U.S. Vice President Mike Pence said on Thursday that the United States will return astronauts to the moon to build the foundation for human missions to Mars and beyond.
Pence delivered his remarks at the first meeting of the reconstituted National Space Council, at the Smithsonian National Air and Space Museum's Steven F. Udvar-Hazy Center in Chantilly, Virginia.
"We will return American astronauts to the moon, not only to leave behind footprints and flags, but to build the foundation we need to send Americans to Mars and beyond," said Pence, who served as the head of the council.
"The moon will be a stepping-stone, a training ground, a venue to strengthen our commercial and international partnerships as we refocus America's space program toward human space exploration," Pence said.
The council was first created in 1989 during the administration of President George H.W. Bush but later disbanded in 1993 under President Bill Clinton.

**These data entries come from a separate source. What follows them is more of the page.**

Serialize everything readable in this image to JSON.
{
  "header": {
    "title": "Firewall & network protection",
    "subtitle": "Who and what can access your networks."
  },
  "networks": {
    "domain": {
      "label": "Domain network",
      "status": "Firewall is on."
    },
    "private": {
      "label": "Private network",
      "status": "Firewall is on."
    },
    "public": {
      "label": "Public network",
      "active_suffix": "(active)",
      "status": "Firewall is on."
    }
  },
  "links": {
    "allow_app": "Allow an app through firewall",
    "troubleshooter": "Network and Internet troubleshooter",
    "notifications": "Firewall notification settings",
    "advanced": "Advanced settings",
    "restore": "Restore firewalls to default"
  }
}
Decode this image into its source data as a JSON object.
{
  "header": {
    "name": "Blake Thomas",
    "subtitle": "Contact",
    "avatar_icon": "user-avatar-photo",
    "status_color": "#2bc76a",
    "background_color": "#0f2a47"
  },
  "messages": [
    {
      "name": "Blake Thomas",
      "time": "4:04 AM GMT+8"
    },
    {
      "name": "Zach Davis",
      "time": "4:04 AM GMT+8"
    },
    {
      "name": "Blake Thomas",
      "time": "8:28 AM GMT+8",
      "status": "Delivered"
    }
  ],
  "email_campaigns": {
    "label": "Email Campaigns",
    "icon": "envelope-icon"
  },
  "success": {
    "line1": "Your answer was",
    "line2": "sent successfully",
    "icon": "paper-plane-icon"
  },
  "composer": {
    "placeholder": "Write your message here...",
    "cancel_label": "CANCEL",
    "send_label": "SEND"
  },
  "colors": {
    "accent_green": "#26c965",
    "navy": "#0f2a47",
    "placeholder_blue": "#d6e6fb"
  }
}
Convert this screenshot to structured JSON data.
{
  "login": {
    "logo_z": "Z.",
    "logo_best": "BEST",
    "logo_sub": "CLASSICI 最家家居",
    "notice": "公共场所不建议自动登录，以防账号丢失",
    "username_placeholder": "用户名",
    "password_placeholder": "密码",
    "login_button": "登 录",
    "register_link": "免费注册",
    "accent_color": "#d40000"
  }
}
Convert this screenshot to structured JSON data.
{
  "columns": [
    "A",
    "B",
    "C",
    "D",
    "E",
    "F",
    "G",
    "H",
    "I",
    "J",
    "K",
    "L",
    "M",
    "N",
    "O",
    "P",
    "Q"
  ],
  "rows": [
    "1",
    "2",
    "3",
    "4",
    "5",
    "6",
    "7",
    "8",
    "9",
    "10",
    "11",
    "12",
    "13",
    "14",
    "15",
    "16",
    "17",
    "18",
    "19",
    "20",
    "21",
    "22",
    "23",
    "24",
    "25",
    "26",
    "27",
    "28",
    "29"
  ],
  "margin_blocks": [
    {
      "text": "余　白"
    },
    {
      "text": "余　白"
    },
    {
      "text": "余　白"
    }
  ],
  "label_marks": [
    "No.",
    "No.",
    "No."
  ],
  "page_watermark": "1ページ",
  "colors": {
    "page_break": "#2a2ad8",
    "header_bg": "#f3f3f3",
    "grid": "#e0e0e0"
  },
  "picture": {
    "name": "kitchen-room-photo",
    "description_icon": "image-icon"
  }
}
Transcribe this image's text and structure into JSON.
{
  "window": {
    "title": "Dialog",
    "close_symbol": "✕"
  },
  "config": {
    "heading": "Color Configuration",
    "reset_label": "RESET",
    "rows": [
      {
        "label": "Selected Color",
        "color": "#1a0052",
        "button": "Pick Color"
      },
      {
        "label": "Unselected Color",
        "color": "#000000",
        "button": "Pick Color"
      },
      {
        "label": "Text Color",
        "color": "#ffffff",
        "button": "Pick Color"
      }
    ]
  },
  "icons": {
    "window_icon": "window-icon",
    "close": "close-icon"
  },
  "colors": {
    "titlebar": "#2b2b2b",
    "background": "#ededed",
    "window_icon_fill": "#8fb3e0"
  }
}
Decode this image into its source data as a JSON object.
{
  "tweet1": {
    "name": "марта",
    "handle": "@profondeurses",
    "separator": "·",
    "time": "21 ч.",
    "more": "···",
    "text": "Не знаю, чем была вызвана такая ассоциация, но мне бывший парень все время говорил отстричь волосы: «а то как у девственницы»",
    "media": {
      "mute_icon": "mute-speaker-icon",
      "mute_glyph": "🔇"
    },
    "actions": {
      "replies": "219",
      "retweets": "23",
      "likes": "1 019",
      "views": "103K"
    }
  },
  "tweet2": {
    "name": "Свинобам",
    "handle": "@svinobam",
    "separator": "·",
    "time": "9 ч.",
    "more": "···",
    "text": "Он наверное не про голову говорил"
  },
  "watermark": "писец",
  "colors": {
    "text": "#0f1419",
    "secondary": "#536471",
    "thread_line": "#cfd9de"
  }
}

President Donald Trump signed an executive order reestablishing the council on June 30, 2017.
Pence said his council will also "spur the development of space technology to protect America's national security."
"We won the race to the moon a half a century ago, and now we will win the 21st century in space," he said.
On Wednesday, Pence wrote in a Wall Street Journal op-ed that "America will be the first nation to bring mankind to Mars."